The only problem I find when looking for love is that I am extremely picky:  I look for a man who shares the same core values, is just as loyal as I am, and physical activity is a must, (martial arts is a huge bonus for me) and is a nerd like me.

I’m sure you can imagine the search for a partner takes quite a while, but I have taught myself to love my own company so I never settle or rush into anything, and I am content when I am single.  I rarely consider anyone outside of shared interests.  What would there be to talk about?  I prefer quality connections, not to collect bodies.

 

 

 

You are a relatively new cosplayer, so there is still so much to learn.  What aspects of cosplay and crafting would you like to explore next?  Is there an aspect that you are working on, now?

 

I would LOOOOOOOVE to learn EVA foam armor.  I am planning on getting a 3D printer soon.  Being a 3D Artist, it only makes sense to incorporate it into my cosplay.  I figured I could learn 3D armor printing first

 

 

 

Have any cosplayers taken you under their wing to help give tips on the craft?  Are there any cosplayers that you like to collaborate with?

 

I am the type of person to figure things out for myself, LOL.  Sometime I do post a question or 2 on Facebook cosplay groups, but I tend to be pretty independent.

 

 

Some would say that now is one of the worst times to get into cosplay because of COVID-19, and how it has caused so many conventions to be put on hold.  How do you keep your fledgling flame alive without so much interaction with the community?

 

I feel I do get the interaction of the community…but without being crammed in a hall next to potentially hygiene-compromised fans… and all of the other downsides to con-going.  I’ve taken part in
a few online contests, live chats, and I’ve even won some prizes here and there.  I use this at-home time to be my own subject for learning photography, and improving my photo compositing and 3D photo integration.  I am excited for when cons come back.  I have so many new costumes to show!

 

 

 

Were there any conventions in particular that you missed because of COVID-19 that you definitely would have attended?

 

I’ve never been to Fanime, but the idea of a 24/7-ish con is amazing.  I was about to go earlier last year, but COVID happened.
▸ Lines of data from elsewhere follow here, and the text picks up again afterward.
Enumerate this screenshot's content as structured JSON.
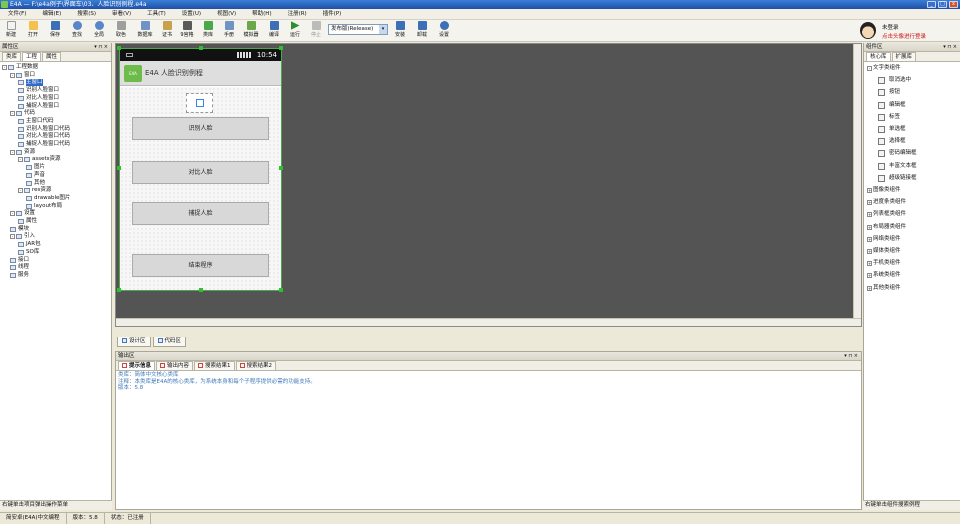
{
  "window": {
    "title": "E4A — F:\\e4a例子\\界面车\\03、人脸识别例程.e4a"
  },
  "menu": [
    "文件(F)",
    "编辑(E)",
    "搜索(S)",
    "审看(V)",
    "工具(T)",
    "设置(U)",
    "视图(V)",
    "帮助(H)",
    "注册(R)",
    "插件(P)"
  ],
  "toolbar": {
    "buttons": [
      {
        "label": "新建",
        "icon": "new-file-icon",
        "color": "#f2f2f2"
      },
      {
        "label": "打开",
        "icon": "open-folder-icon",
        "color": "#f4c04e"
      },
      {
        "label": "保存",
        "icon": "save-icon",
        "color": "#3c6fb6"
      },
      {
        "label": "查找",
        "icon": "find-icon",
        "color": "#5a86c8"
      },
      {
        "label": "全局",
        "icon": "global-find-icon",
        "color": "#5a86c8"
      },
      {
        "label": "取色",
        "icon": "color-picker-icon",
        "color": "#9e9e9e"
      },
      {
        "label": "数据库",
        "icon": "database-icon",
        "color": "#6e93c4"
      },
      {
        "label": "证书",
        "icon": "certificate-icon",
        "color": "#c8a24a"
      },
      {
        "label": "9宫格",
        "icon": "grid9-icon",
        "color": "#5a5a5a"
      },
      {
        "label": "类库",
        "icon": "class-library-icon",
        "color": "#4aa84a"
      },
      {
        "label": "手册",
        "icon": "manual-icon",
        "color": "#6e93c4"
      },
      {
        "label": "模拟器",
        "icon": "emulator-icon",
        "color": "#6aa84a"
      },
      {
        "label": "编译",
        "icon": "compile-icon",
        "color": "#3c6fb6"
      },
      {
        "label": "运行",
        "icon": "run-icon",
        "color": "#2f8f2f"
      },
      {
        "label": "停止",
        "icon": "stop-icon",
        "color": "#bbbbbb",
        "disabled": true
      },
      {
        "label": "安装",
        "icon": "install-icon",
        "color": "#3c6fb6"
      },
      {
        "label": "卸载",
        "icon": "uninstall-icon",
        "color": "#3c6fb6"
      },
      {
        "label": "设置",
        "icon": "settings-icon",
        "color": "#3c6fb6"
      }
    ],
    "build_mode": "发布版(Release)"
  },
  "user": {
    "status": "未登录",
    "login_hint": "点击头像进行登录"
  },
  "left_panel": {
    "title": "属性区",
    "tabs": [
      "类库",
      "工程",
      "属性"
    ],
    "tree": [
      {
        "label": "工程数据",
        "level": 0,
        "pm": "-"
      },
      {
        "label": "窗口",
        "level": 1,
        "pm": "-"
      },
      {
        "label": "主窗口",
        "level": 2,
        "selected": true
      },
      {
        "label": "识别人脸窗口",
        "level": 2
      },
      {
        "label": "对比人脸窗口",
        "level": 2
      },
      {
        "label": "捕捉人脸窗口",
        "level": 2
      },
      {
        "label": "代码",
        "level": 1,
        "pm": "-"
      },
      {
        "label": "主窗口代码",
        "level": 2
      },
      {
        "label": "识别人脸窗口代码",
        "level": 2
      },
      {
        "label": "对比人脸窗口代码",
        "level": 2
      },
      {
        "label": "捕捉人脸窗口代码",
        "level": 2
      },
      {
        "label": "资源",
        "level": 1,
        "pm": "-"
      },
      {
        "label": "assets资源",
        "level": 2,
        "pm": "-"
      },
      {
        "label": "图片",
        "level": 3
      },
      {
        "label": "声音",
        "level": 3
      },
      {
        "label": "其他",
        "level": 3
      },
      {
        "label": "res资源",
        "level": 2,
        "pm": "-"
      },
      {
        "label": "drawable图片",
        "level": 3
      },
      {
        "label": "layout布局",
        "level": 3
      },
      {
        "label": "设置",
        "level": 1,
        "pm": "-"
      },
      {
        "label": "属性",
        "level": 2
      },
      {
        "label": "模块",
        "level": 1
      },
      {
        "label": "引入",
        "level": 1,
        "pm": "-"
      },
      {
        "label": "JAR包",
        "level": 2
      },
      {
        "label": "SO库",
        "level": 2
      },
      {
        "label": "接口",
        "level": 1
      },
      {
        "label": "线程",
        "level": 1
      },
      {
        "label": "服务",
        "level": 1
      }
    ],
    "status": "右键单击项目弹出操作菜单"
  },
  "phone": {
    "time": "10:54",
    "app_title": "E4A 人脸识别例程",
    "logo_text": "E4A",
    "buttons": [
      "识别人脸",
      "对比人脸",
      "捕捉人脸",
      "结束程序"
    ]
  },
  "design_tabs": [
    "设计区",
    "代码区"
  ],
  "output": {
    "title": "输出区",
    "tabs": [
      "提示信息",
      "输出内容",
      "搜索结果1",
      "搜索结果2"
    ],
    "lines": [
      "类库：简体中文核心类库",
      "注释：本类库是E4A的核心类库，为系统本身和每个子程序提供必需的功能支持。",
      "版本：5.8"
    ]
  },
  "right_panel": {
    "title": "组件区",
    "tabs": [
      "核心库",
      "扩展库"
    ],
    "group_open": "文字类组件",
    "items": [
      "取消选中",
      "按钮",
      "编辑框",
      "标签",
      "单选框",
      "选择框",
      "密码编辑框",
      "丰富文本框",
      "超级链接框"
    ],
    "groups": [
      "图像类组件",
      "进度条类组件",
      "列表框类组件",
      "布局器类组件",
      "网络类组件",
      "媒体类组件",
      "手机类组件",
      "系统类组件",
      "其他类组件"
    ],
    "status": "右键单击组件搜索例程"
  },
  "statusbar": {
    "items": [
      "简安卓(E4A)中文编程",
      "版本：5.8",
      "状态：已注册"
    ]
  }
}
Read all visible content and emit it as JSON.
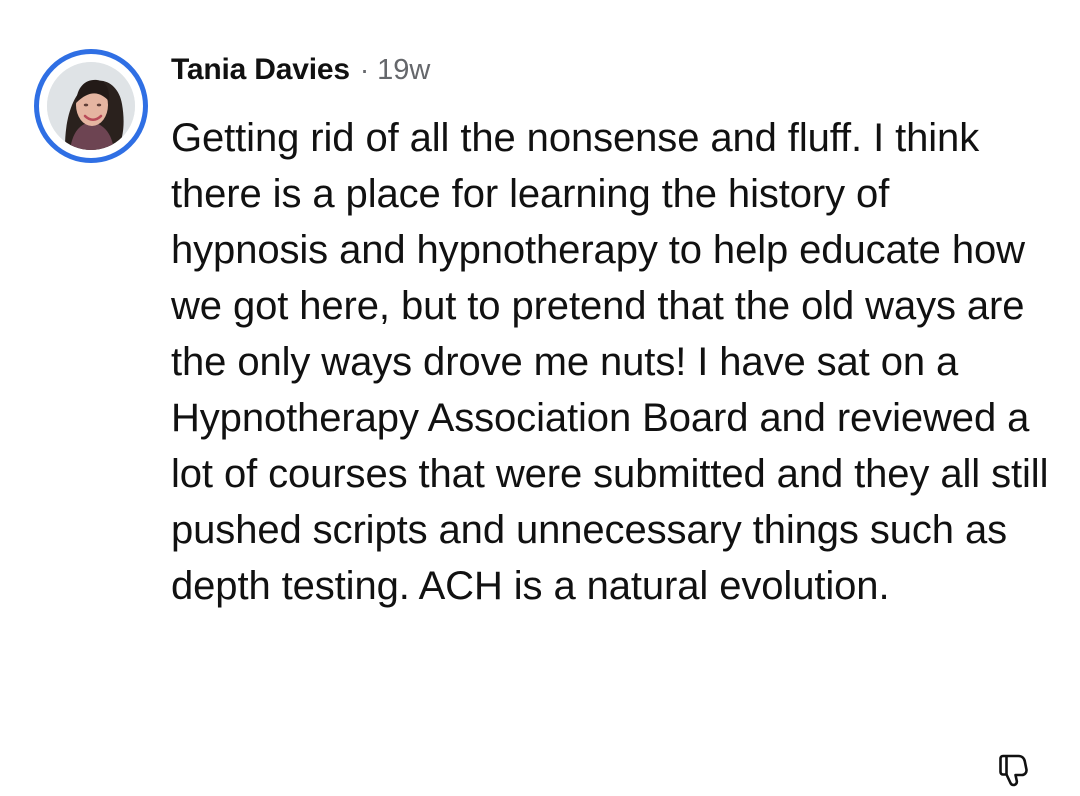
{
  "comment": {
    "author": "Tania Davies",
    "separator": "·",
    "timestamp": "19w",
    "text": "Getting rid of all the nonsense and fluff. I think there is a place for learning the history of hypnosis and hypnotherapy to help educate how we got here, but to pretend that the old ways are the only ways drove me nuts! I have sat on a Hypnotherapy Association Board and reviewed a lot of courses that were submitted and they all still pushed scripts and unnecessary things such as depth testing. ACH is a natural evolution.",
    "avatar_icon": "avatar-photo",
    "avatar_ring_color": "#2f6fe4",
    "action_icon": "thumbs-down-icon"
  }
}
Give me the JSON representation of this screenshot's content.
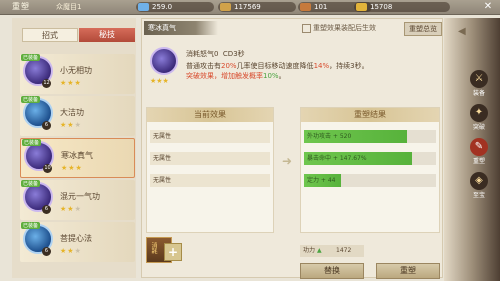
{
  "topbar": {
    "title": "重塑",
    "subtitle": "众魔目1",
    "resources": [
      {
        "name": "gem",
        "value": "259.0",
        "color": "#6fb0e8"
      },
      {
        "name": "copper",
        "value": "117569",
        "color": "#d1a24a"
      },
      {
        "name": "token",
        "value": "101",
        "color": "#c67a3c"
      },
      {
        "name": "gold",
        "value": "15708",
        "color": "#e2b33a"
      }
    ]
  },
  "tabs": {
    "t1": "招式",
    "t2": "秘技"
  },
  "skills": [
    {
      "name": "小无相功",
      "level": "12",
      "stars": 3,
      "max_stars": 3,
      "badge": "已装备",
      "tone": "purple"
    },
    {
      "name": "大洁功",
      "level": "6",
      "stars": 2,
      "max_stars": 3,
      "badge": "已装备",
      "tone": "blue"
    },
    {
      "name": "寒冰真气",
      "level": "10",
      "stars": 3,
      "max_stars": 3,
      "badge": "已装备",
      "tone": "purple"
    },
    {
      "name": "混元一气功",
      "level": "6",
      "stars": 2,
      "max_stars": 3,
      "badge": "已装备",
      "tone": "purple"
    },
    {
      "name": "菩提心法",
      "level": "6",
      "stars": 2,
      "max_stars": 3,
      "badge": "已装备",
      "tone": "blue"
    }
  ],
  "detail": {
    "name": "寒冰真气",
    "note": "重塑效果装配后生效",
    "overview_btn": "重塑总览",
    "cost": "消耗怒气0",
    "cd": "CD3秒",
    "desc_a": "普通攻击有",
    "desc_pct1": "20%",
    "desc_b": "几率使目标移动速度降低",
    "desc_pct2": "14%",
    "desc_c": "，持续3秒。",
    "desc_d": "突破效果，增加触发概率",
    "desc_pct3": "10%",
    "desc_e": "。",
    "stars": 3
  },
  "current": {
    "header": "当前效果",
    "rows": [
      "无属性",
      "无属性",
      "无属性"
    ]
  },
  "result": {
    "header": "重塑结果",
    "rows": [
      {
        "text": "外功攻击 + 520",
        "fill": 0.78
      },
      {
        "text": "暴击命中 + 147.67%",
        "fill": 0.82
      },
      {
        "text": "定力 + 44",
        "fill": 0.28
      }
    ]
  },
  "material": {
    "label": "消耗"
  },
  "power": {
    "label": "功力",
    "value": "1472"
  },
  "buttons": {
    "swap": "替换",
    "reforge": "重塑"
  },
  "side_menu": [
    {
      "label": "装备",
      "glyph": "⚔"
    },
    {
      "label": "突破",
      "glyph": "✦"
    },
    {
      "label": "重塑",
      "glyph": "✎",
      "active": true
    },
    {
      "label": "至宝",
      "glyph": "◈"
    }
  ]
}
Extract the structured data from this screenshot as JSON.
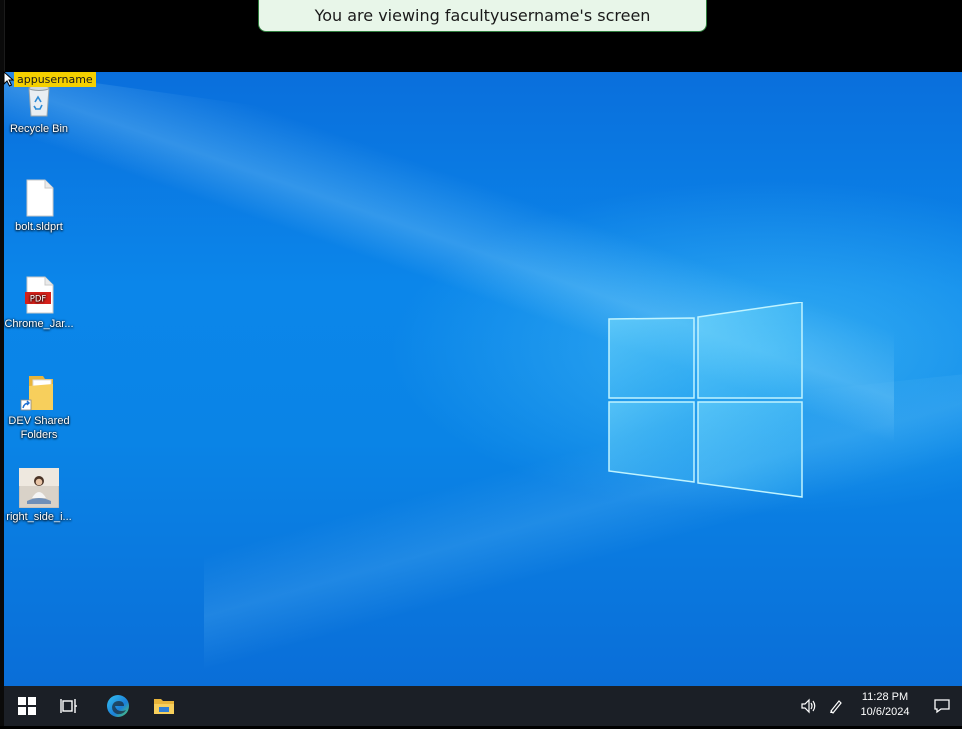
{
  "banner": {
    "text": "You are viewing facultyusername's screen"
  },
  "cursor_tag": {
    "text": "appusername"
  },
  "desktop_icons": [
    {
      "label": "Recycle Bin",
      "icon": "recycle-bin-icon"
    },
    {
      "label": "bolt.sldprt",
      "icon": "blank-file-icon"
    },
    {
      "label": "Chrome_Jar...",
      "icon": "pdf-file-icon",
      "badge": "PDF"
    },
    {
      "label": "DEV Shared Folders",
      "icon": "shortcut-folder-icon"
    },
    {
      "label": "right_side_i...",
      "icon": "image-thumbnail-icon"
    }
  ],
  "taskbar": {
    "time": "11:28 PM",
    "date": "10/6/2024",
    "buttons": [
      "windows-start-icon",
      "task-view-icon",
      "edge-browser-icon",
      "file-explorer-icon"
    ],
    "tray": [
      "volume-icon",
      "pen-icon",
      "notifications-icon"
    ]
  },
  "colors": {
    "banner_bg": "#e8f6e9",
    "banner_border": "#2f7f3e",
    "tag_bg": "#f5d000",
    "taskbar_bg": "#1b1f26",
    "desktop_blue": "#0a84e6"
  }
}
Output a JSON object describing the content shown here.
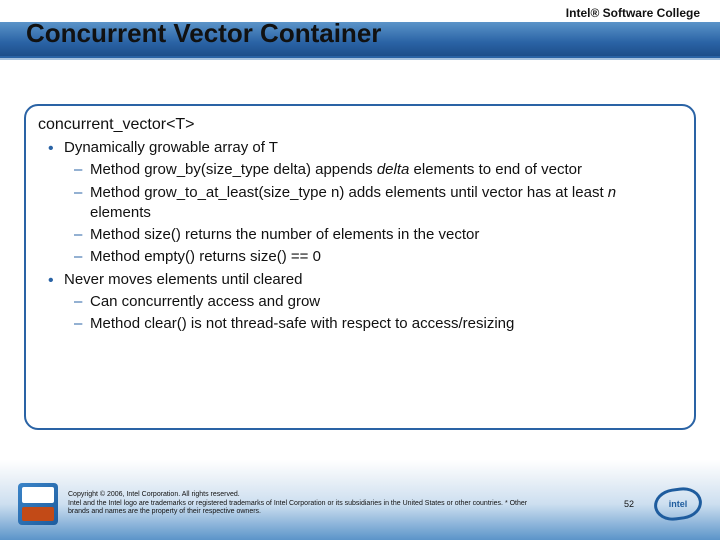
{
  "brand": "Intel® Software College",
  "title": "Concurrent Vector Container",
  "heading": "concurrent_vector<T>",
  "bullets": [
    {
      "text": "Dynamically growable array of T",
      "sub": [
        {
          "pre": "Method grow_by(size_type delta) appends ",
          "em": "delta",
          "post": " elements to end of vector"
        },
        {
          "pre": "Method grow_to_at_least(size_type n) adds elements until vector has at least ",
          "em": "n",
          "post": " elements"
        },
        {
          "pre": "Method size() returns the number of elements in the vector",
          "em": "",
          "post": ""
        },
        {
          "pre": "Method empty() returns size() == 0",
          "em": "",
          "post": ""
        }
      ]
    },
    {
      "text": "Never moves elements until cleared",
      "sub": [
        {
          "pre": "Can concurrently access and grow",
          "em": "",
          "post": ""
        },
        {
          "pre": "Method clear() is not thread-safe with respect to access/resizing",
          "em": "",
          "post": ""
        }
      ]
    }
  ],
  "footer": {
    "copyright_l1": "Copyright © 2006, Intel Corporation. All rights reserved.",
    "copyright_l2": "Intel and the Intel logo are trademarks or registered trademarks of Intel Corporation or its subsidiaries in the United States or other countries. * Other brands and names are the property of their respective owners.",
    "page": "52",
    "logo_text": "intel"
  }
}
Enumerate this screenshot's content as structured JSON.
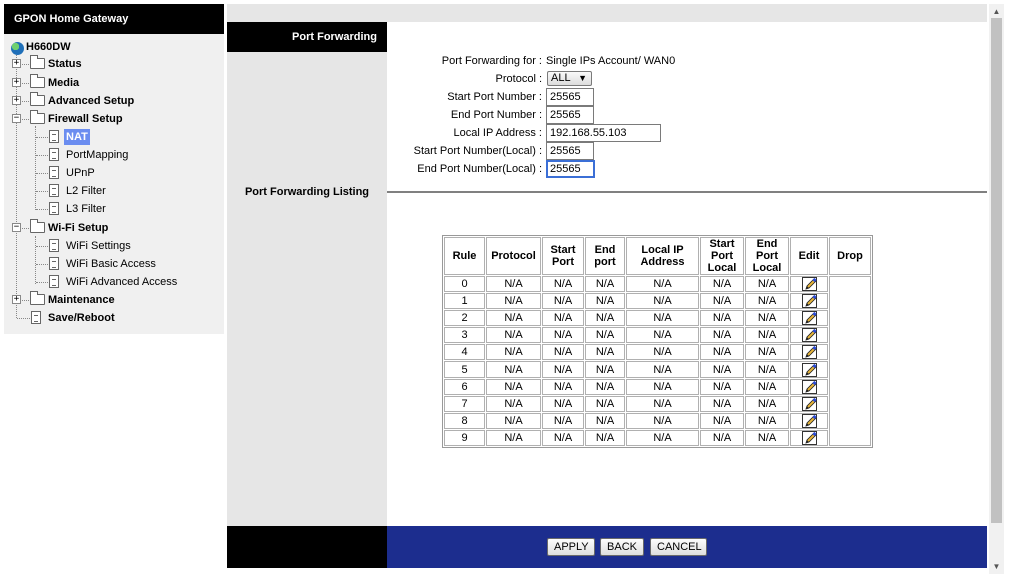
{
  "app_title": "GPON Home Gateway",
  "nav": {
    "root": "H660DW",
    "items": {
      "status": "Status",
      "media": "Media",
      "advanced_setup": "Advanced Setup",
      "firewall_setup": "Firewall Setup",
      "nat": "NAT",
      "portmapping": "PortMapping",
      "upnp": "UPnP",
      "l2_filter": "L2 Filter",
      "l3_filter": "L3 Filter",
      "wifi_setup": "Wi-Fi Setup",
      "wifi_settings": "WiFi Settings",
      "wifi_basic_access": "WiFi Basic Access",
      "wifi_advanced_access": "WiFi Advanced Access",
      "maintenance": "Maintenance",
      "save_reboot": "Save/Reboot"
    },
    "selected": "NAT"
  },
  "section": {
    "title": "Port Forwarding",
    "listing_title": "Port Forwarding Listing"
  },
  "form": {
    "for_label": "Port Forwarding for :",
    "for_value": "Single IPs Account/ WAN0",
    "protocol_label": "Protocol :",
    "protocol_value": "ALL",
    "start_port_label": "Start Port Number :",
    "start_port_value": "25565",
    "end_port_label": "End Port Number :",
    "end_port_value": "25565",
    "local_ip_label": "Local IP Address :",
    "local_ip_value": "192.168.55.103",
    "start_port_local_label": "Start Port Number(Local) :",
    "start_port_local_value": "25565",
    "end_port_local_label": "End Port Number(Local) :",
    "end_port_local_value": "25565"
  },
  "table": {
    "headers": {
      "rule": "Rule",
      "protocol": "Protocol",
      "start_port": [
        "Start",
        "Port"
      ],
      "end_port": [
        "End",
        "port"
      ],
      "local_ip": [
        "Local IP",
        "Address"
      ],
      "start_port_local": [
        "Start",
        "Port",
        "Local"
      ],
      "end_port_local": [
        "End",
        "Port",
        "Local"
      ],
      "edit": "Edit",
      "drop": "Drop"
    },
    "rows": [
      {
        "rule": "0",
        "protocol": "N/A",
        "start_port": "N/A",
        "end_port": "N/A",
        "local_ip": "N/A",
        "start_port_local": "N/A",
        "end_port_local": "N/A"
      },
      {
        "rule": "1",
        "protocol": "N/A",
        "start_port": "N/A",
        "end_port": "N/A",
        "local_ip": "N/A",
        "start_port_local": "N/A",
        "end_port_local": "N/A"
      },
      {
        "rule": "2",
        "protocol": "N/A",
        "start_port": "N/A",
        "end_port": "N/A",
        "local_ip": "N/A",
        "start_port_local": "N/A",
        "end_port_local": "N/A"
      },
      {
        "rule": "3",
        "protocol": "N/A",
        "start_port": "N/A",
        "end_port": "N/A",
        "local_ip": "N/A",
        "start_port_local": "N/A",
        "end_port_local": "N/A"
      },
      {
        "rule": "4",
        "protocol": "N/A",
        "start_port": "N/A",
        "end_port": "N/A",
        "local_ip": "N/A",
        "start_port_local": "N/A",
        "end_port_local": "N/A"
      },
      {
        "rule": "5",
        "protocol": "N/A",
        "start_port": "N/A",
        "end_port": "N/A",
        "local_ip": "N/A",
        "start_port_local": "N/A",
        "end_port_local": "N/A"
      },
      {
        "rule": "6",
        "protocol": "N/A",
        "start_port": "N/A",
        "end_port": "N/A",
        "local_ip": "N/A",
        "start_port_local": "N/A",
        "end_port_local": "N/A"
      },
      {
        "rule": "7",
        "protocol": "N/A",
        "start_port": "N/A",
        "end_port": "N/A",
        "local_ip": "N/A",
        "start_port_local": "N/A",
        "end_port_local": "N/A"
      },
      {
        "rule": "8",
        "protocol": "N/A",
        "start_port": "N/A",
        "end_port": "N/A",
        "local_ip": "N/A",
        "start_port_local": "N/A",
        "end_port_local": "N/A"
      },
      {
        "rule": "9",
        "protocol": "N/A",
        "start_port": "N/A",
        "end_port": "N/A",
        "local_ip": "N/A",
        "start_port_local": "N/A",
        "end_port_local": "N/A"
      }
    ]
  },
  "buttons": {
    "apply": "APPLY",
    "back": "BACK",
    "cancel": "CANCEL"
  },
  "icons": {
    "expander": "plus-minus-box-icon",
    "folder": "folder-icon",
    "page": "document-icon",
    "globe": "globe-icon",
    "edit": "pencil-edit-icon"
  },
  "colors": {
    "header_black": "#000000",
    "bottom_bar": "#1c2d8e",
    "selected_item": "#6b8df0",
    "panel_gray": "#e6e6e6",
    "nav_gray": "#f0f0f0"
  }
}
I definitely want to go one day.

 

 

 

Is there anything that you particularly enjoy about conventions?  Before cosplay, had you ever experienced “con life?”

 

I’ve always been to tech/game conventions like SIGGRAPH, and even a few E3’s.

 

 

 

When COVID-19 becomes moot, do you think you would like to start travelling to conventions out of state or region?

 

100%, I plan to first go to GACUCon, which is a gaming/anime convention via Royal Caribbean, then I want to go to Thailand for some Muay Thai camps, and beach fun/cosplay shoots, and
of course, Japan, LOL.  I actually have a whole list of travel ideas…

 

 

As a newcomer to cosplay, do you have a message to would-be cosplayers sitting on the fence?

 

Cosplay really is for everyone!  It adds an extra dimension to your favorite show or video game when you can cosplay as your favorite character.  You don’t have to start big, in fact you could even just do closet cosplay, or even casual versions of your favorite character.  It is a very good outlet to expressing oneself.